You'll need a lot of anhedral to make that thing stable!
vespa is offline Find More Posts by vespa
Reply With Quote
Old Jun 21, 2012, 03:17 PM
Registered User
Joined Mar 2011
792 Posts
i was thinking with large, possibly large enough to be joined in an inverted v, anhedral wingtips at about 30 to 35 degrees from horizontal.
captarmour is offline Find More Posts by captarmour
Reply With Quote
Old Jun 21, 2012, 03:35 PM
Registered User
Joined Mar 2011
792 Posts
would it still need a lot of anhedral with elevons only, no tail?
captarmour is offline Find More Posts by captarmour
Reply With Quote
Old Jun 21, 2012, 03:45 PM
Registered User
Don Stackhouse's Avatar
United States, OH, Bradford
Joined Jun 2005
4,146 Posts
You would have problems, anhedral or not. The anhedral counteracts the excessive dihedral effect of the sweep at high angles of attack, but makes the plane statically unstable in roll at low alpha.
Don Stackhouse is offline Find More Posts by Don Stackhouse
Reply With Quote
Old Jun 21, 2012, 03:47 PM
Registered User
Joined Mar 2011
792 Posts
well i cant have anhedral because of wave clearance. my first thought was with so much sweep plus dihedral i would not need a tail. then i thought of the winglets canted in.
captarmour is offline Find More Posts by captarmour
Reply With Quote
Reply


Thread Tools

Similar Threads
Category Thread Thread Starter Forum Replies Last Post
Discussion Split v-tail suitable for yaw control? VTOLicious Modeling Science 27 Apr 06, 2012 03:05 PM

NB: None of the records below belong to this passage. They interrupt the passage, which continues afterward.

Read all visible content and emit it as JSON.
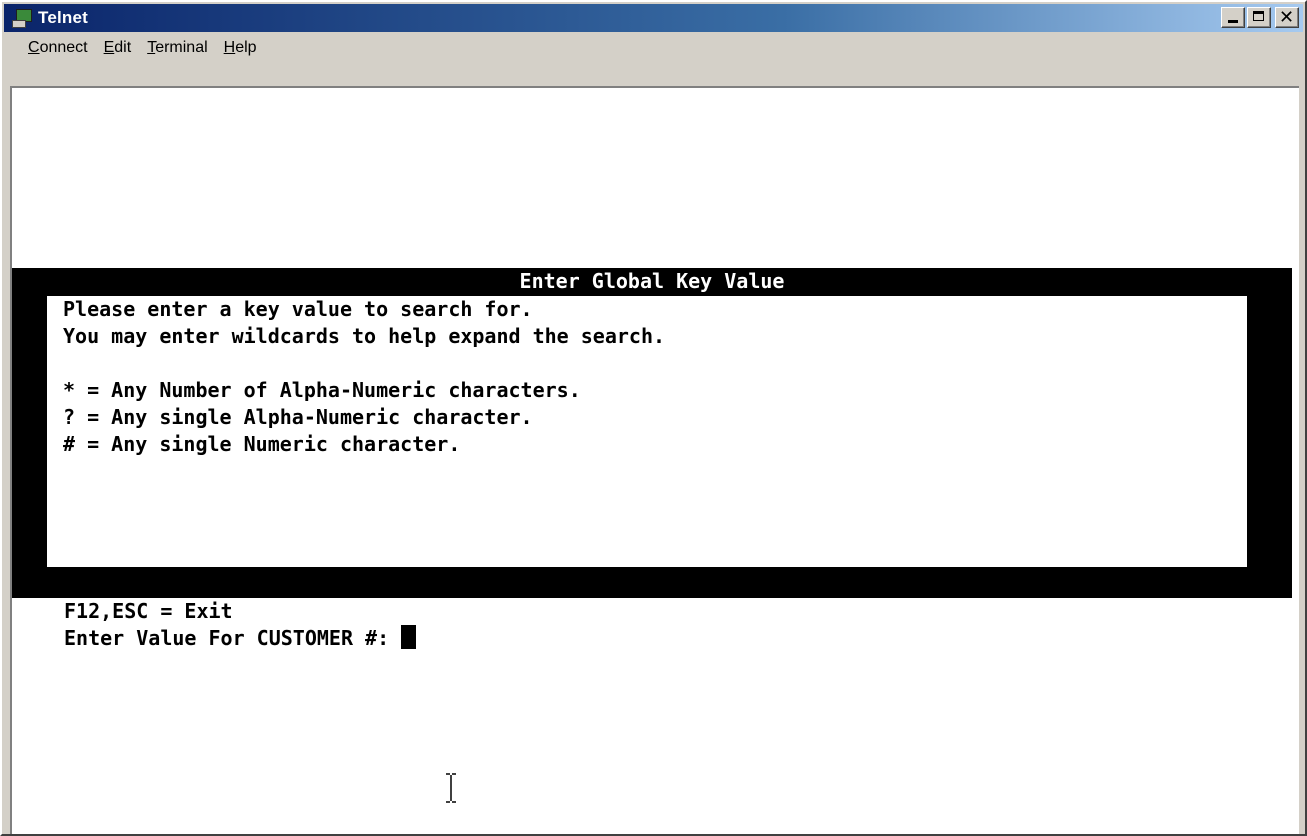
{
  "window": {
    "title": "Telnet"
  },
  "menu": [
    "Connect",
    "Edit",
    "Terminal",
    "Help"
  ],
  "dialog": {
    "title": "Enter Global Key Value",
    "lines": [
      "Please enter a key value to search for.",
      "You may enter wildcards to help expand the search.",
      "",
      "* = Any Number of Alpha-Numeric characters.",
      "? = Any single Alpha-Numeric character.",
      "# = Any single Numeric character."
    ]
  },
  "footer": {
    "exit_hint": "F12,ESC = Exit",
    "prompt": "Enter Value For CUSTOMER #: ",
    "input_value": ""
  },
  "icons": {
    "app": "telnet-app-icon",
    "minimize": "minimize-icon",
    "maximize": "maximize-icon",
    "close": "close-icon",
    "cursor": "text-cursor-icon"
  }
}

Discussion MKS Nuke 3: any good for V tail controls? Masterpiece Radios 0 Oct 21, 2011 10:35 AM
Discussion v-tail vs inverted v-tail tymbrewolf Foamies (Scratchbuilt) 17 Jan 07, 2011 05:42 PM
Discussion t tail vs v tail vs conventional SPARTMAN Sailplane Talk 8 Nov 09, 2006 01:29 PM
SS V Tail vs Inverted V Tail CRASHED AGAIN Parkflyers 9 Oct 29, 2004 11:24 PM